Web page and app entries
####################

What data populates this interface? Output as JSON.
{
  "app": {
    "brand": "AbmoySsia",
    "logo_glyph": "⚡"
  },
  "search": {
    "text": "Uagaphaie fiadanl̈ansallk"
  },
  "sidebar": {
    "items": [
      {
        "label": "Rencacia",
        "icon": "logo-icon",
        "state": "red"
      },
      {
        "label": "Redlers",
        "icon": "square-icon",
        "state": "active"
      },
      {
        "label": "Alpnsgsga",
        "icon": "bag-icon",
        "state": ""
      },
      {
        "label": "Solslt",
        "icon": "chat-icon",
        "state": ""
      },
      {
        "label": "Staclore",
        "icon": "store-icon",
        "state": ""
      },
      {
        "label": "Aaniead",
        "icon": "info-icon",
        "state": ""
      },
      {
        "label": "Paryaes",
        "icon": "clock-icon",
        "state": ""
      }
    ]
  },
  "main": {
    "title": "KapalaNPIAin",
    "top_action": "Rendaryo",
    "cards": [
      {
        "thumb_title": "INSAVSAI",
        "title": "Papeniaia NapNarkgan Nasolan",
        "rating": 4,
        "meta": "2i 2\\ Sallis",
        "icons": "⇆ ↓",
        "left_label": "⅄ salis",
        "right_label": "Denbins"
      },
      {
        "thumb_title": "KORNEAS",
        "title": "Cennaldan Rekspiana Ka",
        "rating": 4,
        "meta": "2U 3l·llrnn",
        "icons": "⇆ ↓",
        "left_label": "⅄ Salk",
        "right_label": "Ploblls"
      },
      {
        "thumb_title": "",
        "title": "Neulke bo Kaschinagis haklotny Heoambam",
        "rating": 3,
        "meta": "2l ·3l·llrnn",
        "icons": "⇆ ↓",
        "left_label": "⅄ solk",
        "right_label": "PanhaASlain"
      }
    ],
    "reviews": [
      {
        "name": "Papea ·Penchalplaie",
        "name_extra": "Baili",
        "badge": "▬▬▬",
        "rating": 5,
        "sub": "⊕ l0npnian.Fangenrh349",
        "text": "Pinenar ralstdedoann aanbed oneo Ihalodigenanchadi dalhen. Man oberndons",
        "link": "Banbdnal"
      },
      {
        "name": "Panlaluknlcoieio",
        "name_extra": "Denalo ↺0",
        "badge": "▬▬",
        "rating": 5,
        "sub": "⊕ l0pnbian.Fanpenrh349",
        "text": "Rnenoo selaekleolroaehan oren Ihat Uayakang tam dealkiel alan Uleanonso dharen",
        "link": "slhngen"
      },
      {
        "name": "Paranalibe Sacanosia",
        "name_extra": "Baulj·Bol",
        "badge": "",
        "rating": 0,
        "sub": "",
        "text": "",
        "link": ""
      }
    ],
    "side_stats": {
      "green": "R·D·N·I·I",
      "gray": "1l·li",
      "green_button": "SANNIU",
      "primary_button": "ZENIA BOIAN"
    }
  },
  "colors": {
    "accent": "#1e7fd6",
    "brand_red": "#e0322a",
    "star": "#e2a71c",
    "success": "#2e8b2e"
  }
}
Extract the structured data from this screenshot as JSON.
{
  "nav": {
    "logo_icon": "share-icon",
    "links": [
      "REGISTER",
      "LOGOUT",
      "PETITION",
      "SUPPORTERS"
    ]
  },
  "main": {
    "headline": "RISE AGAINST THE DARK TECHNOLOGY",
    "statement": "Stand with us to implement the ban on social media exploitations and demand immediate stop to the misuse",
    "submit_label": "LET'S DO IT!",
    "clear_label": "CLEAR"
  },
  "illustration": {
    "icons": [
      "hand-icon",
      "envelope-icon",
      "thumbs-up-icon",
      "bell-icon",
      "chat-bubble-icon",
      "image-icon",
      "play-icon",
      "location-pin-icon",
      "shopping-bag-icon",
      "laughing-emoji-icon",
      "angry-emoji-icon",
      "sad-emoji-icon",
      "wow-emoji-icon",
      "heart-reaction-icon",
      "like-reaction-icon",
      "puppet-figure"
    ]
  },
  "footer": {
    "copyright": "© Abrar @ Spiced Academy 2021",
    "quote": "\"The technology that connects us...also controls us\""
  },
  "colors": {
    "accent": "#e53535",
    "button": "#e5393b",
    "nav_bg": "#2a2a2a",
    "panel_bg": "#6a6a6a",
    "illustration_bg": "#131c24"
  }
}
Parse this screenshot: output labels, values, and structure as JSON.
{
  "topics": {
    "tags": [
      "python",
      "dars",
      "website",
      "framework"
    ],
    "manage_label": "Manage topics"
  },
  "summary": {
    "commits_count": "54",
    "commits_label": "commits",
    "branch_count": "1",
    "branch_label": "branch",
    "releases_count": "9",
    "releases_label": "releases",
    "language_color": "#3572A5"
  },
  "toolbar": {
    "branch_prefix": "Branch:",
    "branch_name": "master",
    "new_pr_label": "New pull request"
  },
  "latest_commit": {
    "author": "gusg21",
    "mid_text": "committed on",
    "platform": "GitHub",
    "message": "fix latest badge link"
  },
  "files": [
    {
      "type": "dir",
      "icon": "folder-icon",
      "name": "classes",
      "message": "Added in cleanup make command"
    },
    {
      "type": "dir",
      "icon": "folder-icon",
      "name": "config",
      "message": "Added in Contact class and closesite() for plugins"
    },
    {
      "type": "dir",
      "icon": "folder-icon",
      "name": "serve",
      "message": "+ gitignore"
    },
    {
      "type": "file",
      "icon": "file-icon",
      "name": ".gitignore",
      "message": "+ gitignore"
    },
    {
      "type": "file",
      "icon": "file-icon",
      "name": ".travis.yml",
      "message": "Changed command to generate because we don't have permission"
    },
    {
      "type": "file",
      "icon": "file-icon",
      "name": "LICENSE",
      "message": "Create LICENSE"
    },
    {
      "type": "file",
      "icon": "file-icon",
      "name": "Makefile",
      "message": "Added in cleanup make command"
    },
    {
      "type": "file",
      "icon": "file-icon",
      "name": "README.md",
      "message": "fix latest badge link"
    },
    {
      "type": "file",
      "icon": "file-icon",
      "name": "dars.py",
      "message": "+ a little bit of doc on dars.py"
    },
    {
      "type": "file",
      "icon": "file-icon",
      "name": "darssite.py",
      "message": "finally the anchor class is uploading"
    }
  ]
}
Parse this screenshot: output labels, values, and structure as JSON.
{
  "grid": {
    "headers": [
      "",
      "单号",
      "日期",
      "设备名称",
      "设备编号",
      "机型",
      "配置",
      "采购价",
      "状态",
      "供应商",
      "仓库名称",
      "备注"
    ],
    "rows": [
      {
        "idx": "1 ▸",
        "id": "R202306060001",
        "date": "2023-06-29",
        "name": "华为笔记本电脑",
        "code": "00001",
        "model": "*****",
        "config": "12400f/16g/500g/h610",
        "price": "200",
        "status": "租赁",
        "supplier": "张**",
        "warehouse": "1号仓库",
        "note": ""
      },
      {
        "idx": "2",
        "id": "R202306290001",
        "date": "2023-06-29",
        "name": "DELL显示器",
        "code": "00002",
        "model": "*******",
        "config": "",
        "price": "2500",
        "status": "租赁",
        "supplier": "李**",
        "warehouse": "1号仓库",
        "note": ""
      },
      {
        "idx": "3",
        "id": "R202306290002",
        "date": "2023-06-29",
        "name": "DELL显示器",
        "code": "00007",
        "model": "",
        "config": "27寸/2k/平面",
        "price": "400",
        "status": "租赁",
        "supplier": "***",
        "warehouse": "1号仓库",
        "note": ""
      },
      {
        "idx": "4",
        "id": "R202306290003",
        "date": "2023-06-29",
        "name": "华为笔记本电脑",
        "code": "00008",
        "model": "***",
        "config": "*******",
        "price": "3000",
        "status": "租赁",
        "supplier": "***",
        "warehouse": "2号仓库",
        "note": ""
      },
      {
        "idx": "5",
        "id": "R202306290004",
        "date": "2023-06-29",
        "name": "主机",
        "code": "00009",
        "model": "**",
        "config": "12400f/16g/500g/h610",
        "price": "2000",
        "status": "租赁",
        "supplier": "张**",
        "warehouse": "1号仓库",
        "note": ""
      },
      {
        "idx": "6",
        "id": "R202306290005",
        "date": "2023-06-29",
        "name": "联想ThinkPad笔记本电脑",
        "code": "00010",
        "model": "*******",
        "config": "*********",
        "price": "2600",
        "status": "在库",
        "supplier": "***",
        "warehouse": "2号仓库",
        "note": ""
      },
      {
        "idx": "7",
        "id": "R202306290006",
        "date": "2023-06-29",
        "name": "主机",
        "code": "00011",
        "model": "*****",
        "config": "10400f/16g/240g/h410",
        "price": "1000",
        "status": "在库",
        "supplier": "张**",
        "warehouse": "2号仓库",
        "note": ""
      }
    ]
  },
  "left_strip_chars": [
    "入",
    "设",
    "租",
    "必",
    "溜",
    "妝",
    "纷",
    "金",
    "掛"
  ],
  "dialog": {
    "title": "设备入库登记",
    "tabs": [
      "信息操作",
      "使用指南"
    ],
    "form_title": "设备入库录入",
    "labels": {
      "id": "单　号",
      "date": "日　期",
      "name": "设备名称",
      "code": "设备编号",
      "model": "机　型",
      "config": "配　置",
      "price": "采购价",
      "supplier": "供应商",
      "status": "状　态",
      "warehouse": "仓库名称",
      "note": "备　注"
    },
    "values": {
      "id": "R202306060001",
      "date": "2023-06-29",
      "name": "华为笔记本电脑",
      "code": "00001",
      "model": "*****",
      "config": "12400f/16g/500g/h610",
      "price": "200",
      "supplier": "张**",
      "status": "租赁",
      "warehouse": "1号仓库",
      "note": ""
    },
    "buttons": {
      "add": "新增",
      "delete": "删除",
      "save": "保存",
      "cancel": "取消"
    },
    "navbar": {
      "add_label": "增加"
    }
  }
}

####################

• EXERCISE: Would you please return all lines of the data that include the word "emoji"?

• SOLUTION FOR THIS TASK:
      "laughing-emoji-icon",
      "angry-emoji-icon",
      "sad-emoji-icon",
      "wow-emoji-icon",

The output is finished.